On May 5, the non-profit (501c3) Medical Education Institute Inc. (MEI) launched a new online service: KDQOL COMPLETE™, which scores and stores patient responses to the CMS-required KDQOL-36™ survey. This service is the culmination of years of effort by MEI to encourage use of health-related quality of life (HRQOL) measures, like the KDQOL-36, to improve outcomes for people with chronic kidney disease.
Based on the initial response from the dialysis community, KDQOL COMPLETE is a huge success. More than 700 dialysis clinics have signed on to use the service in just the first month. “The response is gratifying,” said MEI Executive Director Dori Schatell, “because we have created a practical tool that helps dialysis professionals do more than just score surveys. With KDQOL COMPLETE, they can actually use the scores to help improve their patients’ lives.”
Why Focus on Health-Related Quality of Life?
Researchers have been measuring HRQOL—how patients’ perceive their own physical and mental functioning and the impact of chronic disease on their day-to-day lives—for decades. Thought leaders, like members of the Life Options Rehabilitation Advisory Council (LORAC), have been promoting use of HRQOL measures to assess the quality of dialysis patient care for many years.
There are several reasons. HRQOL is a unique outcome that is not measured by the usual indicators, like serum albumin, dialysis adequacy, and anemia.

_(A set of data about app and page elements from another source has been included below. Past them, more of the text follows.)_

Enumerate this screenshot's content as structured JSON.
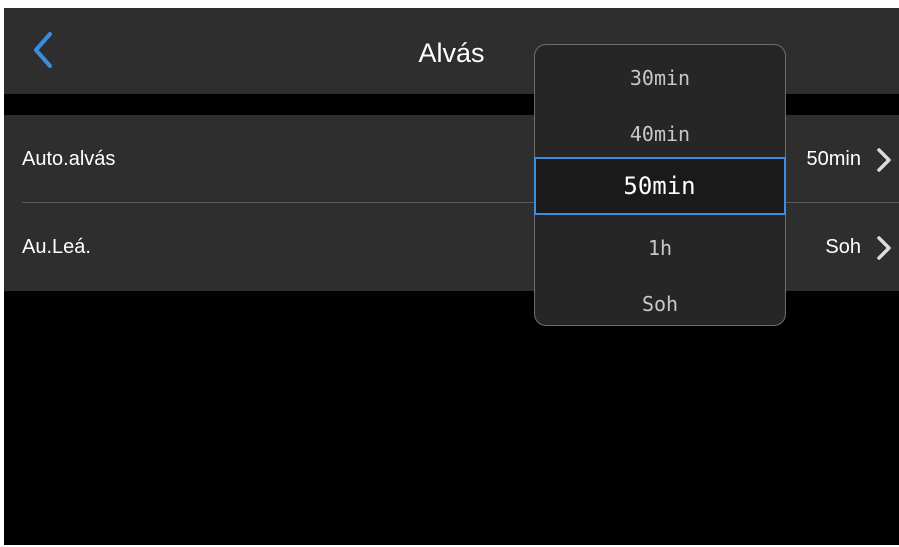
{
  "header": {
    "title": "Alvás",
    "back_icon": "chevron-left-icon"
  },
  "settings": [
    {
      "label": "Auto.alvás",
      "value": "50min"
    },
    {
      "label": "Au.Leá.",
      "value": "Soh"
    }
  ],
  "picker": {
    "options": [
      "30min",
      "40min",
      "50min",
      "1h",
      "Soh"
    ],
    "selected": "50min"
  },
  "colors": {
    "accent": "#3a8de0",
    "panel": "#2e2e2e",
    "background": "#000000"
  }
}
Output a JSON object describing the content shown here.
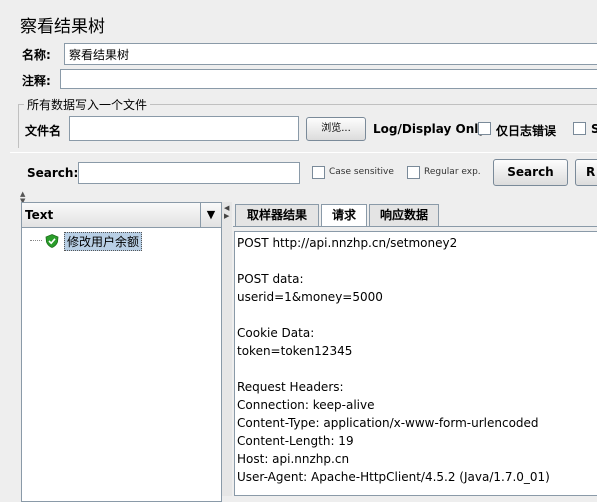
{
  "window": {
    "title": "察看结果树"
  },
  "form": {
    "name_label": "名称:",
    "name_value": "察看结果树",
    "comment_label": "注释:",
    "comment_value": ""
  },
  "file_section": {
    "heading": "所有数据写入一个文件",
    "filename_label": "文件名",
    "filename_value": "",
    "browse_label": "浏览...",
    "log_display_label": "Log/Display Only:",
    "errors_only_label": "仅日志错误",
    "next_option_label": "S"
  },
  "search": {
    "label": "Search:",
    "value": "",
    "case_sensitive_label": "Case sensitive",
    "regex_label": "Regular exp.",
    "search_button": "Search",
    "reset_button": "R"
  },
  "tree": {
    "renderer": "Text",
    "items": [
      {
        "label": "修改用户余额",
        "status": "success"
      }
    ]
  },
  "tabs": [
    {
      "label": "取样器结果",
      "selected": false
    },
    {
      "label": "请求",
      "selected": true
    },
    {
      "label": "响应数据",
      "selected": false
    }
  ],
  "request_lines": [
    "POST http://api.nnzhp.cn/setmoney2",
    "",
    "POST data:",
    "userid=1&money=5000",
    "",
    "Cookie Data:",
    "token=token12345",
    "",
    "Request Headers:",
    "Connection: keep-alive",
    "Content-Type: application/x-www-form-urlencoded",
    "Content-Length: 19",
    "Host: api.nnzhp.cn",
    "User-Agent: Apache-HttpClient/4.5.2 (Java/1.7.0_01)"
  ],
  "colors": {
    "success": "#2a9d2a",
    "selection": "#b8cfe5"
  }
}
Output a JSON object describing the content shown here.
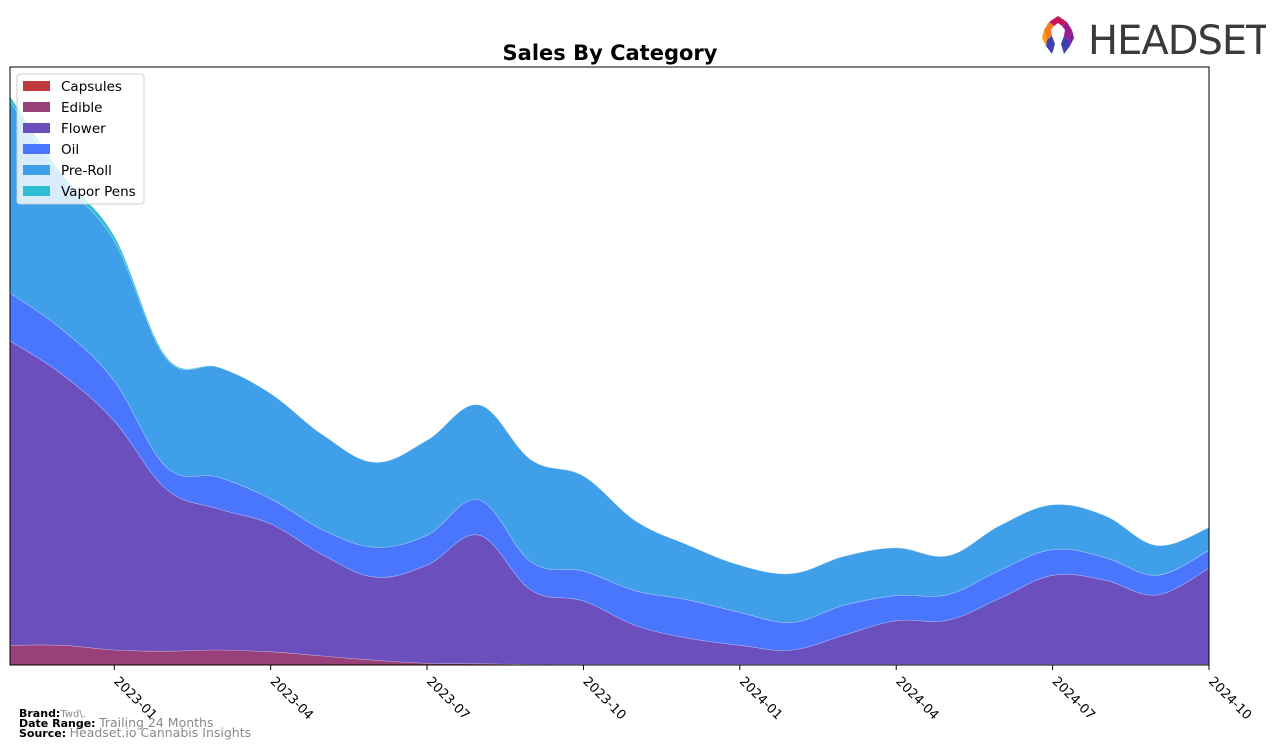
{
  "brand_logo": {
    "text": "HEADSET"
  },
  "footer": {
    "brand_label": "Brand:",
    "brand_value": "Twd\\.",
    "date_range_label": "Date Range:",
    "date_range_value": "Trailing 24 Months",
    "source_label": "Source:",
    "source_value": "Headset.io Cannabis Insights"
  },
  "chart_data": {
    "type": "area",
    "stacked": true,
    "title": "Sales By Category",
    "xlabel": "",
    "ylabel": "",
    "y_axis_visible": false,
    "grid": false,
    "legend_position": "top-left",
    "ylim": [
      0,
      100
    ],
    "x": [
      "2022-11",
      "2022-12",
      "2023-01",
      "2023-02",
      "2023-03",
      "2023-04",
      "2023-05",
      "2023-06",
      "2023-07",
      "2023-08",
      "2023-09",
      "2023-10",
      "2023-11",
      "2023-12",
      "2024-01",
      "2024-02",
      "2024-03",
      "2024-04",
      "2024-05",
      "2024-06",
      "2024-07",
      "2024-08",
      "2024-09",
      "2024-10"
    ],
    "x_ticks": [
      "2023-01",
      "2023-04",
      "2023-07",
      "2023-10",
      "2024-01",
      "2024-04",
      "2024-07",
      "2024-10"
    ],
    "series": [
      {
        "name": "Capsules",
        "color": "#c0393b",
        "values": [
          0,
          0,
          0,
          0,
          0,
          0,
          0,
          0,
          0,
          0,
          0,
          0,
          0,
          0,
          0,
          0,
          0,
          0,
          0,
          0,
          0,
          0,
          0,
          0
        ]
      },
      {
        "name": "Edible",
        "color": "#993f7a",
        "values": [
          3.3,
          3.3,
          2.5,
          2.3,
          2.5,
          2.2,
          1.5,
          0.8,
          0.3,
          0.2,
          0.1,
          0.1,
          0.1,
          0.1,
          0.1,
          0.1,
          0.1,
          0.1,
          0.1,
          0.1,
          0.1,
          0.1,
          0.1,
          0.1
        ]
      },
      {
        "name": "Flower",
        "color": "#6a4fbd",
        "values": [
          50.9,
          45.3,
          38.3,
          27.1,
          23.6,
          21.4,
          16.9,
          13.9,
          16.4,
          21.5,
          12.4,
          10.6,
          6.5,
          4.4,
          3.2,
          2.4,
          4.9,
          7.3,
          7.4,
          11.1,
          14.9,
          14.1,
          11.6,
          16.1
        ]
      },
      {
        "name": "Oil",
        "color": "#4a76fe",
        "values": [
          8.0,
          7.5,
          6.7,
          3.7,
          5.3,
          4.2,
          4.2,
          5.0,
          5.0,
          5.9,
          4.7,
          5.0,
          5.8,
          6.4,
          5.5,
          4.6,
          5.0,
          4.2,
          4.3,
          4.7,
          4.3,
          3.8,
          3.3,
          3.0
        ]
      },
      {
        "name": "Pre-Roll",
        "color": "#3f9fe8",
        "values": [
          32.1,
          25.1,
          23.4,
          18.1,
          18.4,
          17.6,
          15.9,
          14.2,
          15.9,
          15.9,
          17.1,
          15.9,
          11.7,
          9.2,
          7.9,
          8.2,
          8.2,
          8.0,
          6.5,
          7.5,
          7.5,
          7.0,
          5.0,
          3.8
        ]
      },
      {
        "name": "Vapor Pens",
        "color": "#2fbdd3",
        "values": [
          0.8,
          0.8,
          0.8,
          0.3,
          0,
          0,
          0,
          0,
          0,
          0,
          0,
          0,
          0,
          0,
          0,
          0,
          0,
          0,
          0,
          0,
          0,
          0,
          0,
          0
        ]
      }
    ]
  }
}
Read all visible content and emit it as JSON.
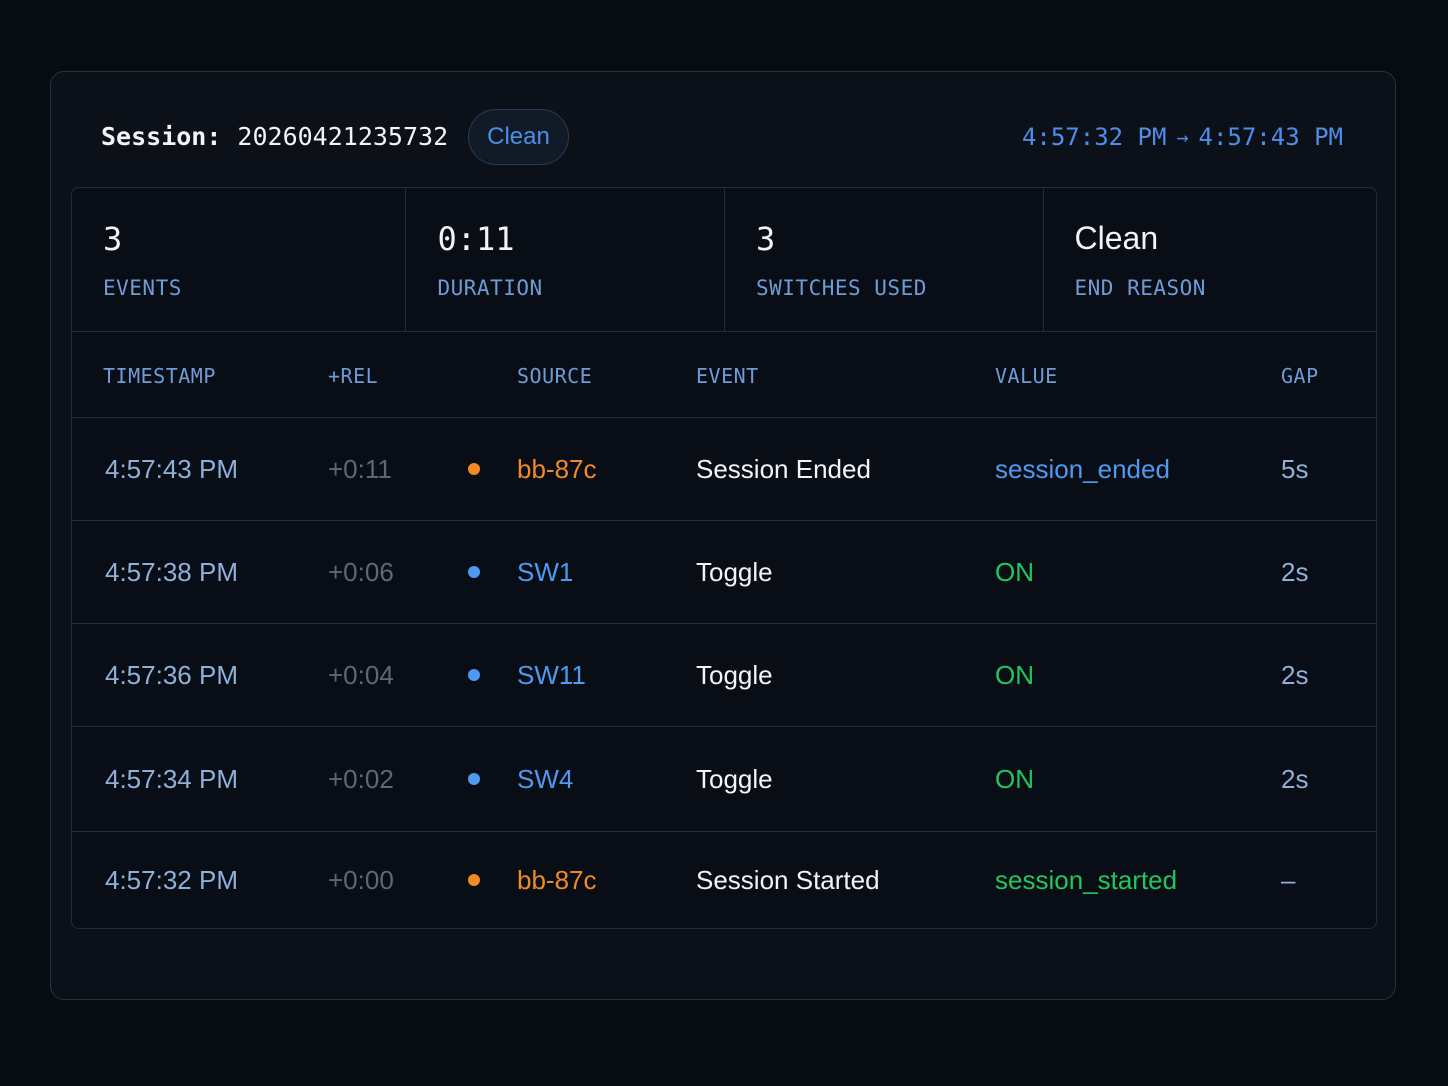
{
  "header": {
    "session_label": "Session:",
    "session_id": "20260421235732",
    "status_badge": "Clean",
    "time_start": "4:57:32 PM",
    "time_arrow": "→",
    "time_end": "4:57:43 PM"
  },
  "stats": [
    {
      "value": "3",
      "label": "EVENTS"
    },
    {
      "value": "0:11",
      "label": "DURATION"
    },
    {
      "value": "3",
      "label": "SWITCHES USED"
    },
    {
      "value": "Clean",
      "label": "END REASON"
    }
  ],
  "table": {
    "columns": [
      "TIMESTAMP",
      "+REL",
      "SOURCE",
      "EVENT",
      "VALUE",
      "GAP"
    ],
    "rows": [
      {
        "timestamp": "4:57:43 PM",
        "rel": "+0:11",
        "source": "bb-87c",
        "source_kind": "device",
        "event": "Session Ended",
        "value": "session_ended",
        "value_color": "blue",
        "gap": "5s"
      },
      {
        "timestamp": "4:57:38 PM",
        "rel": "+0:06",
        "source": "SW1",
        "source_kind": "switch",
        "event": "Toggle",
        "value": "ON",
        "value_color": "green",
        "gap": "2s"
      },
      {
        "timestamp": "4:57:36 PM",
        "rel": "+0:04",
        "source": "SW11",
        "source_kind": "switch",
        "event": "Toggle",
        "value": "ON",
        "value_color": "green",
        "gap": "2s"
      },
      {
        "timestamp": "4:57:34 PM",
        "rel": "+0:02",
        "source": "SW4",
        "source_kind": "switch",
        "event": "Toggle",
        "value": "ON",
        "value_color": "green",
        "gap": "2s"
      },
      {
        "timestamp": "4:57:32 PM",
        "rel": "+0:00",
        "source": "bb-87c",
        "source_kind": "device",
        "event": "Session Started",
        "value": "session_started",
        "value_color": "green",
        "gap": "–"
      }
    ]
  },
  "colors": {
    "device": "#f08a24",
    "switch": "#4e9af0",
    "value_blue": "#4e9af0",
    "value_green": "#22c55e",
    "accent": "#4e8ee8"
  }
}
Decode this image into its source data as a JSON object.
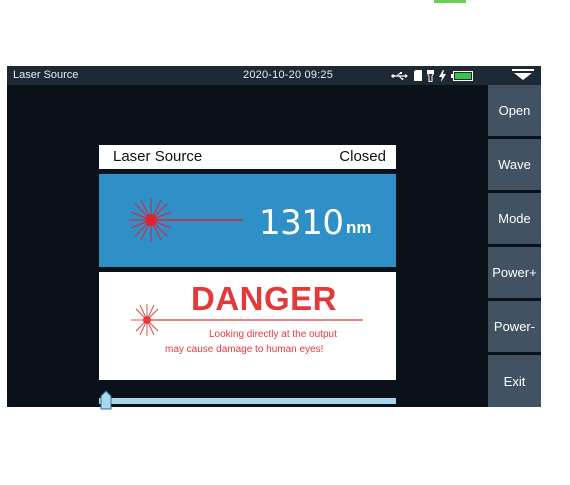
{
  "status_bar": {
    "title": "Laser Source",
    "datetime": "2020-10-20 09:25",
    "icons": [
      "usb-icon",
      "sd-card-icon",
      "flashlight-icon",
      "charging-icon",
      "battery-icon"
    ],
    "menu_icon": "dropdown-arrow-icon"
  },
  "panel": {
    "title": "Laser Source",
    "status": "Closed"
  },
  "wavelength": {
    "value": "1310",
    "unit": "nm"
  },
  "warning": {
    "title": "DANGER",
    "line1": "Looking directly at the output",
    "line2": "may cause damage to human eyes!"
  },
  "sidebar": {
    "buttons": [
      {
        "label": "Open"
      },
      {
        "label": "Wave"
      },
      {
        "label": "Mode"
      },
      {
        "label": "Power+"
      },
      {
        "label": "Power-"
      },
      {
        "label": "Exit"
      }
    ]
  },
  "power_slider": {
    "level": 0.0
  },
  "colors": {
    "screen_bg": "#0b1119",
    "statusbar_bg": "#1d2a36",
    "button_bg": "#415262",
    "wave_panel": "#2f8fc7",
    "danger_red": "#e23a3a",
    "slider_track": "#a9d8ec",
    "battery_green": "#39c24a"
  }
}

HRQOL scores are clinically useful: they can help identify patient needs and then help assess the effectiveness of interventions to meet those needs.1 Most importantly, HRQOL scores can predict hospital and death among people on dialysis.2 In fact, HRQOL has been shown to be as powerful a predictor of morbidity and mortality as serum albumin levels.3